The Year of Living Dangerously
I feel I have a special relationship to this movie. Back in 1982 I had an office on the MGM lot for several months while working with Richard Rush (writer-director of The Stunt Man) on one of the earlier re-writes of Millennium. It was right at the entrance beside the Thalberg building. (You can see my office window in any number of documentaries about the studio, the first door beyond the gate.) So I was sitting there brainstorming with Richard, and a lot of people started coming through, including some very famous faces. Richard said they must be showing up for the world premiere of some movie. He had a couple of tickets, but didn’t plan to go. Would I be interested?
Well, hell, did Louis B. Mayer shit in the woods? Is Mel Gibson Catholic? I was off like a shot, and soon found a seat in the largest theater on the lot, which was quickly filling up with movie people. No less a Big Star than Charlton Heston got up and introduced Mel Gibson, Sigourney Weaver, Linda Hunt, and Peter Weir, the director. And we watched this movie, which was well-received.
Afterward we all retired to the fabled MGM commissary, where there were tables heaped with great food, free drinks, and much hob-nobbing.

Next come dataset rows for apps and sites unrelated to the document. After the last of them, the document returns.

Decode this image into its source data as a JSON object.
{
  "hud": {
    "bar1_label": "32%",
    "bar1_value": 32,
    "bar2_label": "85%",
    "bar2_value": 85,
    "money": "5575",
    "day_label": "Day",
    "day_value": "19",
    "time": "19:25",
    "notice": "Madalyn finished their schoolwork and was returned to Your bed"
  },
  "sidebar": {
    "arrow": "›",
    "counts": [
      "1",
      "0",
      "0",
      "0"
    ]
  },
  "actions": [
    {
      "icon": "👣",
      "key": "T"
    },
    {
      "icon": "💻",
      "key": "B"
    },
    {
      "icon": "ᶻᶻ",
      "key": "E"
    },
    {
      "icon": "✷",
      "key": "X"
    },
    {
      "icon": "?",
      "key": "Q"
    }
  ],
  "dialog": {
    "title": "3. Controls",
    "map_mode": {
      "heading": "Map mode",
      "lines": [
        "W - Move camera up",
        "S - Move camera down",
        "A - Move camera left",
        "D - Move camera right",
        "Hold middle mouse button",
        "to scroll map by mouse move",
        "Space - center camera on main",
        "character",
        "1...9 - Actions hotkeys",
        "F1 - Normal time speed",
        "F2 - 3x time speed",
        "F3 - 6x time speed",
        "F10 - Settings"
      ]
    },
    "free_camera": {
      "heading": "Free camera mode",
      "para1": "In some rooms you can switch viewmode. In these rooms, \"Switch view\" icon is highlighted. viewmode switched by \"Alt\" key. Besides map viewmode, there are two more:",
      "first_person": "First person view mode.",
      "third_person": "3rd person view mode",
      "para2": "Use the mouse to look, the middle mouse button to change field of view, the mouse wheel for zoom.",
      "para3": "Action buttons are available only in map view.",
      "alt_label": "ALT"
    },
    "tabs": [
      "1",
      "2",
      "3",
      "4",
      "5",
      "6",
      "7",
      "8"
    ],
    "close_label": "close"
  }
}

I met Mel and Sigourney and Linda—just long enough to say hi, gee, I loved the picture—and got in the chow line behind Gary Busey as he filled a plate. He really knew how to scarf it up. I had a brief conversation with him. He said he went to these things for the free food. (This was several years before his motorcycle accident.) Art Linkletter breezed in and worked the room for a while. What I mostly remember from that night is that Gibson kept sidling up behind Weaver and standing back-to-back, pretending to measure his 5’9” against her 5’11”. Every time she caught him at it she smacked him one, which he seemed to enjoy.
Okay, that’s my story. On to the review.
It’s a very fine movie about a corner of the world I know very little about. Politically, that is. My sister lived for several years in Indonesia, but that was long after the Sukarno regime. I honestly don’t know if he was a good guy, a bad guy, or like many Third World rulers, a little of both. But it is easy to see human suffering, and there was plenty of that in 1965, when this movie is set. Though the story was sold as a romance between Gibson and Weaver, it is really the story of Billy Kwan, a Chinese-Australian who sees the awfulness and tries to do some good. Naturally, it gets him killed.
The real genius of this movie was the casting of Linda Hunt as Billy. Who would have thought of that? I sure would like to learn just who made that decision, and how. Whatever, it was a stroke of genius. With her dwarfism and rather androgynous features (I just learned that she is a lesbian) it was easy to see her as a small man. And she is by far the most interesting thing about the movie, which is saying something when you have Gibson and Weaver in the cast. She won a well-deserved Supporting Actress Oscar for this role. I am delighted that I got to shake her hand.